Ex-Ukrainian govt official leaves family to fight Russia: NPR
In the hours following the invasion of its neighbor by Russia, the Ukrainians mobilized. NPR’s A Martinez interviews Volodymyr Omelyan, a Ukrainian politician, who has joined the ground fight against Russia.
TO MARTINEZ, HOST:
Within hours of Russia’s invasion of its neighbor, Ukrainians mobilized and more civilians joined territorial defense brigades. Volodymyr Omelyan is one of them. We first met in Ukraine a few weeks ago at the offices of his political party. Omelyan was Ukraine’s Minister of Infrastructure from 2016 to 2019. And when we spoke, he talked about past Russian aggressions and how Ukraine survived them. We contacted him again yesterday when he had just enlisted to defend the Ukrainian capital.

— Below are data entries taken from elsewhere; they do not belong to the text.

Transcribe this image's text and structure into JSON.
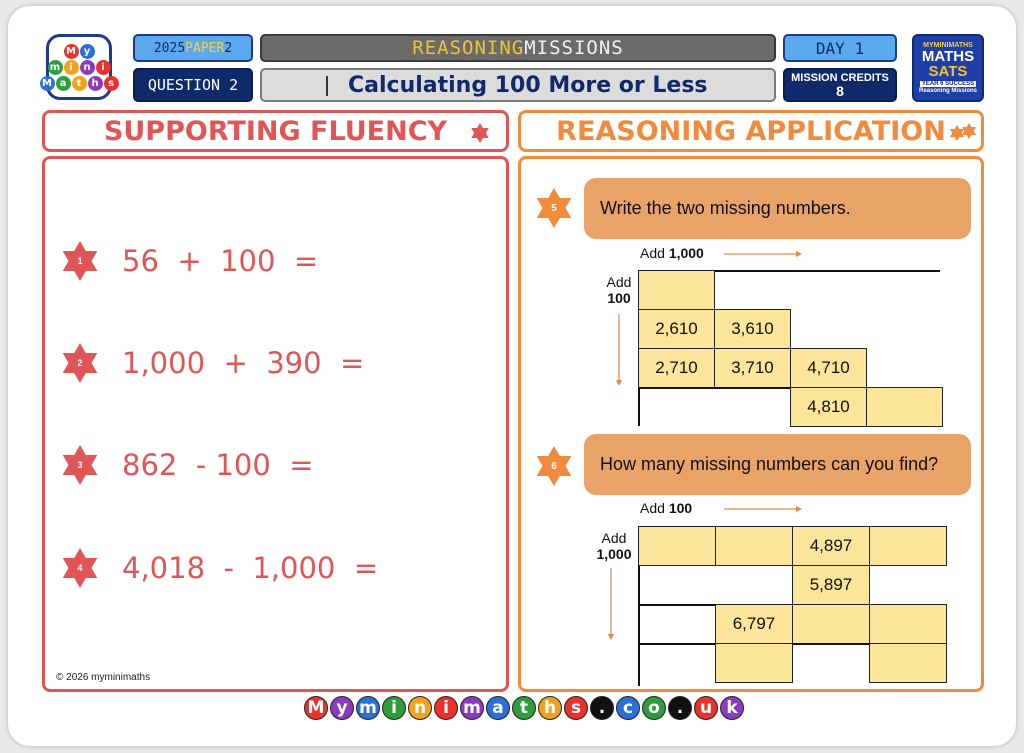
{
  "logo": {
    "rows": [
      [
        "M",
        "y"
      ],
      [
        "m",
        "i",
        "n",
        "i"
      ],
      [
        "M",
        "a",
        "t",
        "h",
        "s"
      ]
    ],
    "colors": [
      "#e8322b",
      "#2c6fd6",
      "#2e9e3c",
      "#f2a21e",
      "#8b3bbd",
      "#e8322b",
      "#2c6fd6",
      "#2e9e3c",
      "#f2a21e",
      "#8b3bbd",
      "#e8322b"
    ]
  },
  "header": {
    "paper_prefix": "2025 ",
    "paper_highlight": "PAPER",
    "paper_suffix": " 2",
    "question": "QUESTION 2",
    "title_part1": "REASONING",
    "title_part2": " MISSIONS",
    "subtitle": "Calculating 100 More or Less",
    "day": "DAY 1",
    "credits_label": "MISSION CREDITS",
    "credits_value": "8",
    "sats_badge": {
      "l1": "MYMINIMATHS",
      "l2": "MATHS",
      "l3": "SATS",
      "l4": "YEAR 6 SUCCESS",
      "l5": "Reasoning Missions"
    }
  },
  "fluency": {
    "heading": "SUPPORTING FLUENCY",
    "questions": [
      {
        "num": "1",
        "expr": "56  +  100  ="
      },
      {
        "num": "2",
        "expr": "1,000  +  390  ="
      },
      {
        "num": "3",
        "expr": "862  - 100  ="
      },
      {
        "num": "4",
        "expr": "4,018  -  1,000  ="
      }
    ],
    "copyright": "© 2026 myminimaths"
  },
  "reasoning": {
    "heading": "REASONING APPLICATION",
    "q5": {
      "num": "5",
      "text": "Write the two missing numbers.",
      "top_label_prefix": "Add ",
      "top_label_value": "1,000",
      "side_label_prefix": "Add",
      "side_label_value": "100",
      "cells": [
        "",
        "2,610",
        "3,610",
        "2,710",
        "3,710",
        "4,710",
        "4,810",
        ""
      ]
    },
    "q6": {
      "num": "6",
      "text": "How many missing numbers can you find?",
      "top_label_prefix": "Add ",
      "top_label_value": "100",
      "side_label_prefix": "Add",
      "side_label_value": "1,000",
      "cells": [
        "",
        "",
        "4,897",
        "",
        "5,897",
        "6,797",
        "",
        "",
        "",
        ""
      ]
    }
  },
  "footer": {
    "letters": [
      "M",
      "y",
      "m",
      "i",
      "n",
      "i",
      "m",
      "a",
      "t",
      "h",
      "s",
      ".",
      "c",
      "o",
      ".",
      "u",
      "k"
    ],
    "colors": [
      "#e8322b",
      "#8b3bbd",
      "#2c6fd6",
      "#2e9e3c",
      "#f2a21e",
      "#e8322b",
      "#8b3bbd",
      "#2c6fd6",
      "#2e9e3c",
      "#f2a21e",
      "#e8322b",
      "#111111",
      "#2c6fd6",
      "#2e9e3c",
      "#111111",
      "#e8322b",
      "#8b3bbd"
    ]
  },
  "colors": {
    "fluency_red": "#e05656",
    "reasoning_orange": "#f08a3c",
    "cell_yellow": "#fbe59a",
    "navy": "#0f2a6b"
  }
}
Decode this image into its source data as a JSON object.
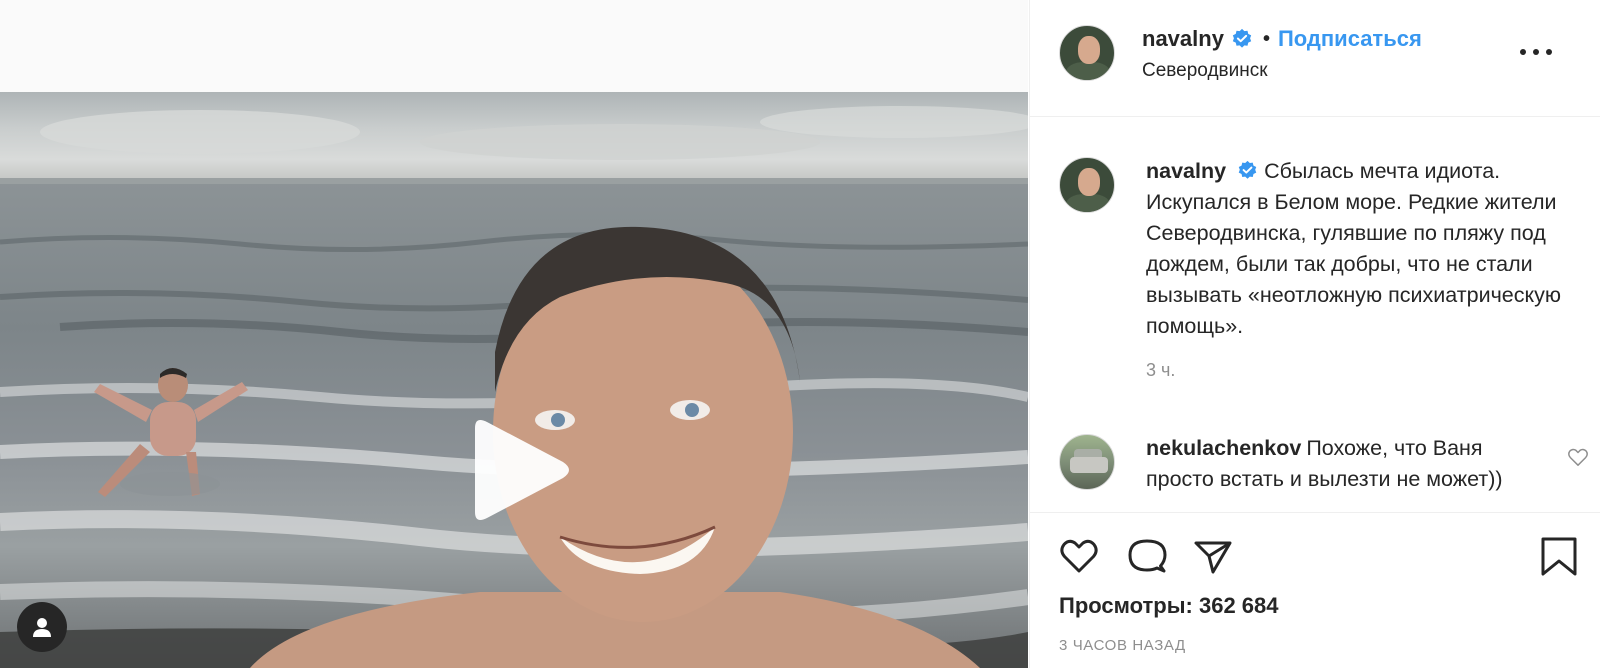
{
  "post": {
    "username": "navalny",
    "separator": "•",
    "follow_label": "Подписаться",
    "location": "Северодвинск"
  },
  "caption": {
    "username": "navalny",
    "text": "Сбылась мечта идиота. Искупался в Белом море. Редкие жители Северодвинска, гулявшие по пляжу под дождем, были так добры, что не стали вызывать «неотложную психиатрическую помощь».",
    "time": "3 ч."
  },
  "comment": {
    "username": "nekulachenkov",
    "text": "Похоже, что Ваня просто встать и вылезти не может))"
  },
  "stats": {
    "views_label": "Просмотры:",
    "views_value": "362 684",
    "posted_ago": "3 часов назад"
  },
  "icons": {
    "verified": "verified-badge-icon",
    "more": "more-options-icon",
    "play": "play-icon",
    "user": "user-tag-icon",
    "like": "heart-icon",
    "comment": "comment-bubble-icon",
    "share": "paper-plane-icon",
    "save": "bookmark-icon",
    "comment_like": "small-heart-icon"
  },
  "colors": {
    "accent": "#3897f0",
    "text": "#262626",
    "muted": "#8e8e8e",
    "border": "#efefef"
  }
}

VOLODYMYR OMELYAN: I am not a born killer. And I never dreamed of being that kind of guy. But I see that my homeland is in danger, my children and the direct impact of the Russian invasion. And the only ability to stop them all is to unite and fight back. And we understand that Putin will never stop. And he is ready to go further. But someone should stop those Russians, and let it be us.
MARTINEZ: Do you know other people who have done exactly what you plan to do, join the armed forces? And what experience do you all have in this type of situation?
OMELYAN: You know, I was admired today to see military stations open to anyone to join the army or join the militia, because I was in three stations and they were overcrowded. Different kinds of people, different ages came to military stations with one request, give us a gun. We are ready to fight. And we are ready to kill.
MARTINEZ: How close are you to all the Russian air assaults that seem to be happening across Ukraine? We have seen some really disturbing images on TV all day.
OMELYAN: It happened over my head today in the morning. So I woke up to the sound of a missile exploding near my house. So I immediately woke up my family. We packed our bags, having our identity papers, money, pocket money and some small things with us. And we have survived to this day. These missile strikes lasted all day. So it happened every one or three hours for 24 hours of that day. The same is happening all over Ukraine these days. And it will continue for a few more days at most, I hope. Therefore, we also call for prompt support from the West – but these deadly sanctions, which have been promised to Russia if it crosses the border from Ukraine, financial support for Ukraine and above all military support, because we cannot strike this arsenal with only words or good declarations or good commitments.
MARTINEZ: What part of Ukraine, if you can tell, are you in right now? And what do you see and experience around you right now?
OMELYAN: It’s Kyiv.
MARTINEZ: Is it Kyiv? OKAY.
OMELYAN: It’s Kyiv. Yeah yeah. And it’s also a funny story for me because I was born in Lviv, it’s the western part of Ukraine, which is really nice to be, the safest part of Ukraine. And I was called by a lot of friends of mine who said that to me, listen; drop this stuff. Don’t risk your life. Don’t risk the life of your family. Come back to Lviv. You are a boy from Lviv (ph). And, you know, that’s the very day I realized I belonged in kyiv. And if we lose the capital of Ukraine, there will be no more Ukraine. But we believe that we will fight and we will win.
MARTINEZ: And your family, what does your family think of what you do?
OMELYAN: Certainly, they don’t feel well, especially after that – today’s experience. But still, I hope this war ends short and we try to forget it like a nightmare. But we will always remember that it was Russians who did this to us.
MARTINEZ: Stay safe and all the best. Thanks for joining us.
OMELYAN: Thank you very much. We will win. Thank you.
NPR transcripts are created in peak time by an NPR contractor. This text may not be in its final form and may be updated or revised in the future. Accuracy and availability may vary. The authoritative recording of NPR’s programming is the audio recording.